## Problem to work on
Return every line of the listing that includes the string "Create".

++++++++

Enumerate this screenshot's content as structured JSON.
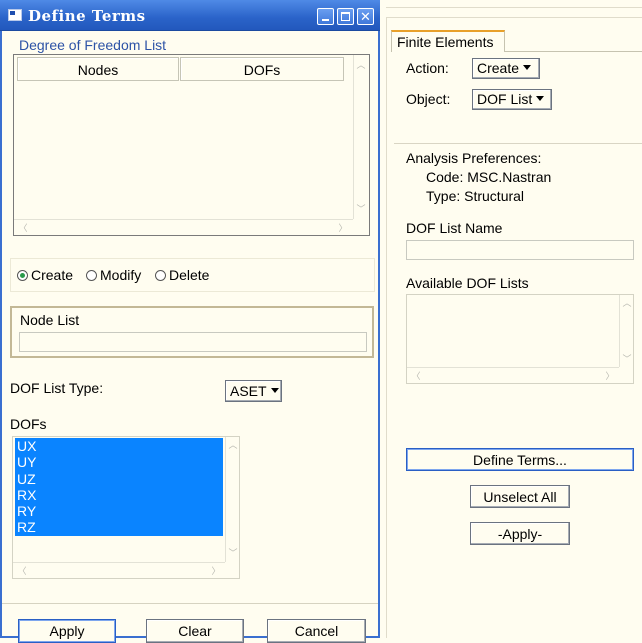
{
  "window": {
    "title": "Define Terms",
    "buttons": [
      "_",
      "□",
      "✕"
    ]
  },
  "dof_list_section": {
    "title": "Degree of Freedom List",
    "columns": [
      "Nodes",
      "DOFs"
    ]
  },
  "mode_radio": {
    "options": [
      "Create",
      "Modify",
      "Delete"
    ],
    "selected": "Create"
  },
  "node_list": {
    "label": "Node List",
    "value": ""
  },
  "dof_list_type": {
    "label": "DOF List Type:",
    "value": "ASET"
  },
  "dofs": {
    "label": "DOFs",
    "items": [
      "UX",
      "UY",
      "UZ",
      "RX",
      "RY",
      "RZ"
    ]
  },
  "bottom_buttons": {
    "apply": "Apply",
    "clear": "Clear",
    "cancel": "Cancel"
  },
  "right_panel": {
    "tab": "Finite Elements",
    "action_label": "Action:",
    "action_value": "Create",
    "object_label": "Object:",
    "object_value": "DOF List",
    "prefs_title": "Analysis Preferences:",
    "code_line": "Code: MSC.Nastran",
    "type_line": "Type: Structural",
    "dof_list_name_label": "DOF List Name",
    "dof_list_name_value": "",
    "available_label": "Available DOF Lists",
    "define_terms": "Define Terms...",
    "unselect_all": "Unselect All",
    "apply": "-Apply-"
  },
  "colors": {
    "title_bar": "#2f6fd6",
    "selection": "#0a84ff",
    "heading_blue": "#2d53a6",
    "background": "#fffdf0"
  }
}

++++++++

## Output of the task
      "Create",
    "selected": "Create"
    "action_value": "Create",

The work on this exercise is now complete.